The speech in Minneapolis Wednesday by Eric Rosengren, president of the Federal Reserve Bank of Boston, had the reassuring tone of every Fed officer’s talk I have ever heard. 
Rosengren, at the Economic Club of Minnesota, walked a ballroom full of people through to a short history of the Fed’s large scale asset purchase program, with purchases of mortgage-backed and other securities still chunking away at a rate of $85 billion per month.
The unemployment rate has fallen, to 7.5 percent, while the rate of inflation has declined as well. So, Rosengren said, the monetary policy appears to be working.

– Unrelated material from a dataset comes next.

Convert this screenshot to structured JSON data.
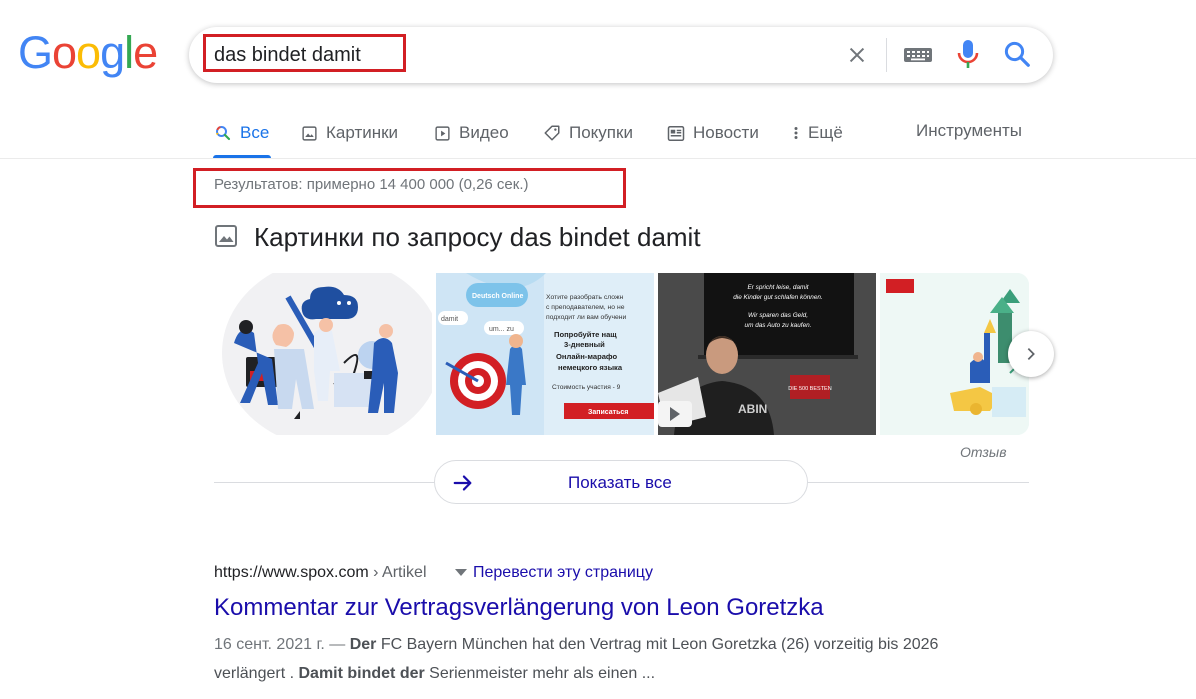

With no serious unintended consequences and a long way to go to generate full employment, perhaps there is a ways to go on the program as well.
Rosengren and other fed officials speak to the public to provide a little transparency to monetary policy making and also, it seems, to provide reassurance that smart people are in charge and they know what is happening.

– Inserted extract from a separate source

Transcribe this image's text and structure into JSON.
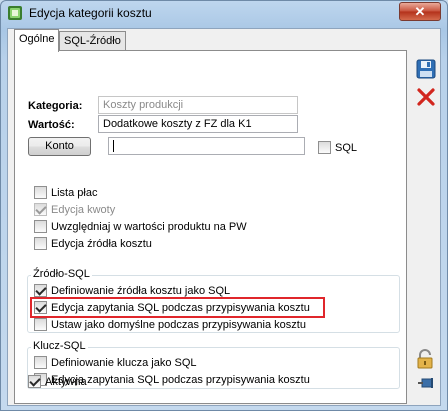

He sounded professorial as he walked back and forth in front of the room between two large screens that showed his ten slides of charts and other data. He was clear, concise, and stayed away from jargon. He was also optimistic, about the impact of Fed monetary policy and the prospect for faster economic growth.

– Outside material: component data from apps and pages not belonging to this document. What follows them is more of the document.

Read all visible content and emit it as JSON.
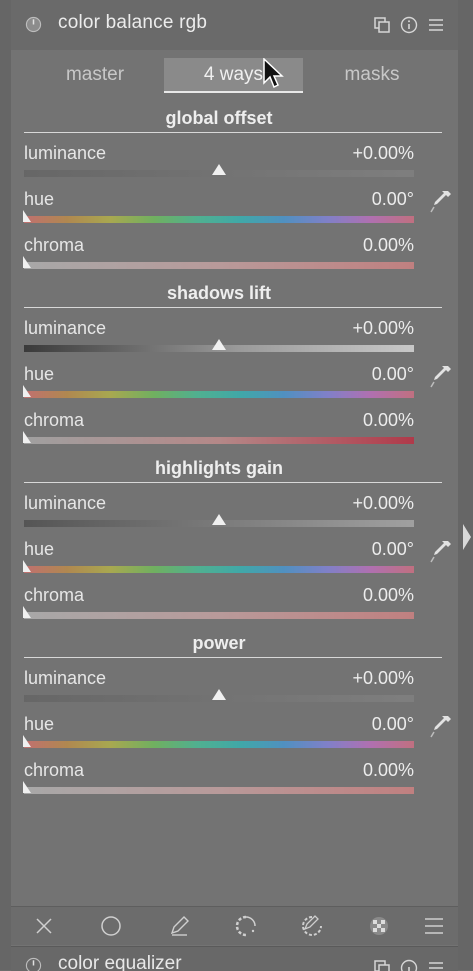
{
  "module": {
    "title": "color balance rgb",
    "icons": [
      "power-icon",
      "presets-icon",
      "info-icon",
      "menu-icon"
    ]
  },
  "tabs": [
    {
      "label": "master",
      "active": false
    },
    {
      "label": "4 ways",
      "active": true
    },
    {
      "label": "masks",
      "active": false
    }
  ],
  "sections": [
    {
      "title": "global offset",
      "luminance": {
        "label": "luminance",
        "value": "+0.00%"
      },
      "hue": {
        "label": "hue",
        "value": "0.00°"
      },
      "chroma": {
        "label": "chroma",
        "value": "0.00%"
      }
    },
    {
      "title": "shadows lift",
      "luminance": {
        "label": "luminance",
        "value": "+0.00%"
      },
      "hue": {
        "label": "hue",
        "value": "0.00°"
      },
      "chroma": {
        "label": "chroma",
        "value": "0.00%"
      }
    },
    {
      "title": "highlights gain",
      "luminance": {
        "label": "luminance",
        "value": "+0.00%"
      },
      "hue": {
        "label": "hue",
        "value": "0.00°"
      },
      "chroma": {
        "label": "chroma",
        "value": "0.00%"
      }
    },
    {
      "title": "power",
      "luminance": {
        "label": "luminance",
        "value": "+0.00%"
      },
      "hue": {
        "label": "hue",
        "value": "0.00°"
      },
      "chroma": {
        "label": "chroma",
        "value": "0.00%"
      }
    }
  ],
  "footer": {
    "icons": [
      "close-icon",
      "circle-icon",
      "pencil-icon",
      "parametric-mask-icon",
      "drawn-parametric-mask-icon",
      "raster-mask-icon",
      "blend-menu-icon"
    ]
  },
  "next_module": {
    "title": "color equalizer"
  }
}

What’s missing is the context, although Rosengren hinted at it when he showed how the Fed’s balance sheet has ballooned since 2007. It’s coming up on five years since the worst of the liquidity crisis and the Fed is still acting in extraordinary ways.

What would have been good to hear from Rosengren is why the economy, with the federal government deficit spending and with the Fed buying $85 billion of securities per month, isn’t simply booming. And at that level of monetary accommodation, please explain how inflation could still be running well below 2 percent.